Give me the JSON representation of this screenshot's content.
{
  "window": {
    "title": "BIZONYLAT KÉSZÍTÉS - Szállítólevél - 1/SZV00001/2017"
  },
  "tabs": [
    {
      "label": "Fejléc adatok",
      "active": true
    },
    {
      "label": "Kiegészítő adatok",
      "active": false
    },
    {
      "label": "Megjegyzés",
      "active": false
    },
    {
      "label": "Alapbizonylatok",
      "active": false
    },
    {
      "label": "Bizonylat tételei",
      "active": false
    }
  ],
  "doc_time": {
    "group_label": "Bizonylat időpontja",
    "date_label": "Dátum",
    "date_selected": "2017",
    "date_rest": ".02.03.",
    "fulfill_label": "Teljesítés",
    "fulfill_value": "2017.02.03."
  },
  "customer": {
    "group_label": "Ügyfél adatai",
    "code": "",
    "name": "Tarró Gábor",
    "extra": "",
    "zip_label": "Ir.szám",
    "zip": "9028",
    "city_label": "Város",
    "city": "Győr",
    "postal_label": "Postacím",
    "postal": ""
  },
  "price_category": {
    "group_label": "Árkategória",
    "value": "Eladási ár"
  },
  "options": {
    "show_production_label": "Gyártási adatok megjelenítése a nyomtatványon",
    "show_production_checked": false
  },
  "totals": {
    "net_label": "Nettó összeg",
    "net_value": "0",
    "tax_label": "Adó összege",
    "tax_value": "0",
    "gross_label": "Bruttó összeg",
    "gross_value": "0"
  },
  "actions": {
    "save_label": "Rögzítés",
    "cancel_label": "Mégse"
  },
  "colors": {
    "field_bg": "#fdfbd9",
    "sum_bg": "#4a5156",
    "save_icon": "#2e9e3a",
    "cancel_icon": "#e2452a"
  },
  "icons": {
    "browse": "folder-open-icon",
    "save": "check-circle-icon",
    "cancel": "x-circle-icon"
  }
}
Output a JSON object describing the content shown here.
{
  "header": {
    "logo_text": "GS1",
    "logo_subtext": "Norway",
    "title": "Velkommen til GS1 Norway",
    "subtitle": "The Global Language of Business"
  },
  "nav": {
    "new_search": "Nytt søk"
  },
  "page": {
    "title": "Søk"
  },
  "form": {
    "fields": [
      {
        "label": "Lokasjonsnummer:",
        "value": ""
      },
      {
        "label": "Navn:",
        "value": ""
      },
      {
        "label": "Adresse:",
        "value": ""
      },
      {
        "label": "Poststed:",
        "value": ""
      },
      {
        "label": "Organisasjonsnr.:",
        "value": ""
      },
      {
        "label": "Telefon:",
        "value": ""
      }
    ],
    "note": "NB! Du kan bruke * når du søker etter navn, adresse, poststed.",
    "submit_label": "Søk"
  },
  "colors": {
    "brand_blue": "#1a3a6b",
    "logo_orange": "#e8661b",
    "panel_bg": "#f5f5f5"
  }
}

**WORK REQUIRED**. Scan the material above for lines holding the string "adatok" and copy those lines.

**ANSWER TO THIS PROBLEM**.
      "label": "Fejléc adatok",
      "label": "Kiegészítő adatok",
    "show_production_label": "Gyártási adatok megjelenítése a nyomtatványon",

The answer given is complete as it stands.